Heart Failure in Older Breast Cancer Patients Linked to Herceptin (Trastuzumab)
Yale researchers find 14% increase in heart failure or cardiomyopathy over 3 years (Nov. 14)
Heart failure is a relatively common complication in older women with breast cancer, but the risk is even higher in patients treated with adjuvant trastuzumab (Herceptin, Genentech), according to researchers at the Yale University School of Medicine. The new findings were published in the Journal of the American College of Cardiology.
The Yale team conducted the study because older women at higher risk of decreased heart function were often excluded from randomized clinical trials of trastuzumab, which is used to treat breast tumors that over-express human epidermal growth factor receptor-2 (HER-2). Previous clinical trials in younger, healthier women showed improved survival but also increased heart complications linked to trastuzumab, especially when combined with anthracycline chemotherapy.
The researchers examined the association between the use of adjuvant trastuzumab and anthracycline therapy and heart failure and cardiomyopathy — the most serious cardiotoxic complications — in 45,536 female Medicare beneficiaries with early-stage breast cancer. The use of trastuzumab has increased from 2.6% of the women who received any adjuvant therapy in 2000 to 22.6% in 2007.
The team found that, compared with patients who received no adjuvant chemotherapy or trastuzumab, the use of trastuzumab was associated with a 14.0% higher adjusted incidence rate for heart failure or cardiomyopathy over 3 years.
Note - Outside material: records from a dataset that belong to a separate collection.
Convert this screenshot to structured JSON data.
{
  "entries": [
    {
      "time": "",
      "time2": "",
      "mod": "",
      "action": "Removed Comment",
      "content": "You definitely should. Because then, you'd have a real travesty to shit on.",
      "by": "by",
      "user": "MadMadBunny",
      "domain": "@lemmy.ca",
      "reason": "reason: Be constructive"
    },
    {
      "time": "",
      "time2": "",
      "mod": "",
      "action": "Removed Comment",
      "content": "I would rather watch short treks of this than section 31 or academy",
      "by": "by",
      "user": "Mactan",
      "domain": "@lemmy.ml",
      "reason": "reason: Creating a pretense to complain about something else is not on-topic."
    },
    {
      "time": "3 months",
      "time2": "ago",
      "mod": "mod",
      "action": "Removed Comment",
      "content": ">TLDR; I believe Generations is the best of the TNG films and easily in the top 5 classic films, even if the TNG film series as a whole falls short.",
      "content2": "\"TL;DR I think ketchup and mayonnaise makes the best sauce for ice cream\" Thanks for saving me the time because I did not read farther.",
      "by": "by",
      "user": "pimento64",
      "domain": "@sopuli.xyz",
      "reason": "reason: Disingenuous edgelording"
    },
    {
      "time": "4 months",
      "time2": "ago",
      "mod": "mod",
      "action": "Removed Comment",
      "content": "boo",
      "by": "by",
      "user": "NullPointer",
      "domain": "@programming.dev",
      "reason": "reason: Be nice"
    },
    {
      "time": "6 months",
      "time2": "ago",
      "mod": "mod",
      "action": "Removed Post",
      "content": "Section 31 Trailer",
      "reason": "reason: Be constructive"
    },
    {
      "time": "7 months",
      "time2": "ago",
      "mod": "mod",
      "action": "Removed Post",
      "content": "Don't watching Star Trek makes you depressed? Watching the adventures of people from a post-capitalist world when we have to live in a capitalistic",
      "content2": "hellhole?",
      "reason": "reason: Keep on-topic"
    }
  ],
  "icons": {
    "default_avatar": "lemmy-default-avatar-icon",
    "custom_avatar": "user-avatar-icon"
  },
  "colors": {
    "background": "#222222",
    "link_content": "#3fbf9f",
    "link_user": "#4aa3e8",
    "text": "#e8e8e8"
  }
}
Patients who received both trastuzumab and anthracycline had a 23.8% higher rate, and those treated with anthracycline chemotherapy alone had a 2.1% higher rate.
Source: Yale University; November 14, 2012.